Kayla Kumari Upadhyaya
Using elevators isn’t as routine for me as it used to be when I worked in a real office instead of just my bedroom or when I lived in a high-rise in Pentagon City, but I still encounter elevators more than I would like to. Surprisingly, it’s not my claustrophobia that’s triggered by elevators but rather a fear of the dinging sound that most elevators make, courtesy of the first season of Damages. I wish those dings would just conjure images of Glenn Close and Rose Byrne in power suits, but unfortunately, I can’t hear a noisy elevator without immediately thinking of murder. I’d honestly rather take the stairs.
This wasn’t even from a movie, but a preview for a horror programming block being shown on a now-forgotten TV channel (let’s be honest, it was probably Prism, which will only make sense to Philly kids of a certain age). I’ve never been one for gore, but I can’t sleep on my stomach because this horror montage included a shot of a guy getting stabbed in the back while sleeping on his stomach. Poor unsuspecting bastard. So, instead I sleep on my side, forever prepared for potential knife wielding murderers.
The last time I went into a bathroom stall without looking up was almost 20 years ago, before my friends subjected me to a late-night cable screening of the momentous ’90s crime thriller, Copycat. I don’t remember what happens exactly, but the gist is there’s a copycat killer recreating famous murders, at least one of which involves a noose lowering around someone’s neck while they’re on the toilet. Naturally I started checking to make sure there were no pesky murder implements waiting for me whenever I’d use the bathroom—my version of not showering for a week after Psycho—and soon it became a reflex. I’ve never found a noose, but I have found a black widow, so take it from me. When you use a public restroom, look up.
My fear is so banal that I can’t even explain exactly what fills me with unease when I stand at the foot of my bed for too long in the middle of the night. I can trace my anxiety directly back to the maniacal clown in Poltergeist and the resurrected and pissed Gage Creed from Pet Sematary slicing neighbor Jud’s achilles tendon. Granted, I certainly don’t expect a possessed toy to drag me under the bed or little Miko Hughes to be sprawled on his belly under my Sealy, but I have to admit, I still feel a bit of creeping dread.

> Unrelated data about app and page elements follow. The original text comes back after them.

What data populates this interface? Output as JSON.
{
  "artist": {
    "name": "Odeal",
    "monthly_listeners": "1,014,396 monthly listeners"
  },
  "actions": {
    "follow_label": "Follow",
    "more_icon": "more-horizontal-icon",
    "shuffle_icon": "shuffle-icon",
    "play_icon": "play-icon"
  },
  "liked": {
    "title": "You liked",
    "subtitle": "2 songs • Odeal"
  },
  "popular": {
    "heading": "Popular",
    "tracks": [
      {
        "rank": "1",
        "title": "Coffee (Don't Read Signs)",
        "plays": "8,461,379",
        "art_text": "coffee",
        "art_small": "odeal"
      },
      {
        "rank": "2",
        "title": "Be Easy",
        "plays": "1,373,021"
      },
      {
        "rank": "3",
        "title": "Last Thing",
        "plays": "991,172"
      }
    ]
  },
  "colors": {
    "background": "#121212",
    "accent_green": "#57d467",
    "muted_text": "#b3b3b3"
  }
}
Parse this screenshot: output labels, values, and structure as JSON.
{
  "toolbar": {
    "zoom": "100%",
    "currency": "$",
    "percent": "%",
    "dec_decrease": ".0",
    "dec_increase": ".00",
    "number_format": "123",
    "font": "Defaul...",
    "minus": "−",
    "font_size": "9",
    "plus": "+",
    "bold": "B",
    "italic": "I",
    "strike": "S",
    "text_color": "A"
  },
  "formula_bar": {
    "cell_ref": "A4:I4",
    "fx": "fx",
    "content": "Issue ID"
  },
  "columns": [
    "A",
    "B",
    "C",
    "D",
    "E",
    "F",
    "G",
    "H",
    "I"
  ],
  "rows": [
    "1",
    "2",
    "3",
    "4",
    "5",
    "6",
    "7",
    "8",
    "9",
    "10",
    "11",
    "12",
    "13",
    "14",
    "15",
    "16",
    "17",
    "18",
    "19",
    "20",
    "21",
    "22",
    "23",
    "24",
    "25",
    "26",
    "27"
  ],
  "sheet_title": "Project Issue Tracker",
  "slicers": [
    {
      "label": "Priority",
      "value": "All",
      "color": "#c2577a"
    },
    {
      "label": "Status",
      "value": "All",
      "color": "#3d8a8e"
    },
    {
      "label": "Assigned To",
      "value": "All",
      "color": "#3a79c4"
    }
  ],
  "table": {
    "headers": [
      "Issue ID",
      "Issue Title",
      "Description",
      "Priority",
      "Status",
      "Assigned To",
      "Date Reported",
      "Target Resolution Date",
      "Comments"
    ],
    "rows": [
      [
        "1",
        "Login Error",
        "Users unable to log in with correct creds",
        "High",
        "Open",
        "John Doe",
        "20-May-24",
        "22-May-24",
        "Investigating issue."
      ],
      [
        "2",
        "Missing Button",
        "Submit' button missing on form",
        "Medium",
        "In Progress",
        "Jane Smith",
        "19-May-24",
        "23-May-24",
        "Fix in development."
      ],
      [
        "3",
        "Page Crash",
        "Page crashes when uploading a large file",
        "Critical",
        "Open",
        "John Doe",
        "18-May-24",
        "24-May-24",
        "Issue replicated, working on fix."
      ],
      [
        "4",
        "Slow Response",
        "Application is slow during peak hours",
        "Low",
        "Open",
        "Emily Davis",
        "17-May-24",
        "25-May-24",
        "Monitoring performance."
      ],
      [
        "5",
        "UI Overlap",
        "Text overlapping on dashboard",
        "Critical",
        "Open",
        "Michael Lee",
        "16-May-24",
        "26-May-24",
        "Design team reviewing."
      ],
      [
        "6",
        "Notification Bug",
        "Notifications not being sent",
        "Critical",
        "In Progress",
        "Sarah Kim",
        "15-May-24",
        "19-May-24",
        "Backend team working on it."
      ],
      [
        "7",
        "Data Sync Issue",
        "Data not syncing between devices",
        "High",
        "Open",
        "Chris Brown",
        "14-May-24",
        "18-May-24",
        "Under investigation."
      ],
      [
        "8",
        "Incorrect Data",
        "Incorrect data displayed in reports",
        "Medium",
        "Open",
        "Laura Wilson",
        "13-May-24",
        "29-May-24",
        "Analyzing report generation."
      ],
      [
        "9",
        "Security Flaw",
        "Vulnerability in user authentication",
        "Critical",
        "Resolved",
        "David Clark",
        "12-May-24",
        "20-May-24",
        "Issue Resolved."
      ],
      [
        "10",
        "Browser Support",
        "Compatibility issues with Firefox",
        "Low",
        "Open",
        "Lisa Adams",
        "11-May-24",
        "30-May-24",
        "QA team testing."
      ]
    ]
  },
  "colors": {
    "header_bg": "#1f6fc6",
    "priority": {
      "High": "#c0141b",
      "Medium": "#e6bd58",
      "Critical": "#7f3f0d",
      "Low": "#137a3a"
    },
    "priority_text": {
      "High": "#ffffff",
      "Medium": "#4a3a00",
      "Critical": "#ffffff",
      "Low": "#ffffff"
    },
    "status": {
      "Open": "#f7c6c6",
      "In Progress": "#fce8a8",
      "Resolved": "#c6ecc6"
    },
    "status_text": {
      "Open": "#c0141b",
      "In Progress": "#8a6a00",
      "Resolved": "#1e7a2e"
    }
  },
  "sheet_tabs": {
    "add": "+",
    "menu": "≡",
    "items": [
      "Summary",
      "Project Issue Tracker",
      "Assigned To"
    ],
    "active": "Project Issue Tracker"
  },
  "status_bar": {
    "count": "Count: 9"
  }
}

Mine is short and sweet: I’m still scared of manhole covers because of C.H.U.D. I know in my heart of hearts that there’s a very slim likelihood that my taking a stroll over and directly next to a manhole cover is going to coincide with the first documented attack of cannibalistic humanoid underground dwellers, but that doesn’t mean I need to tempt fate. As such, I generally make a point to be several feet away from any such spots in the street. Because, really, you just never know when the C.H.U.D. might decide to rise.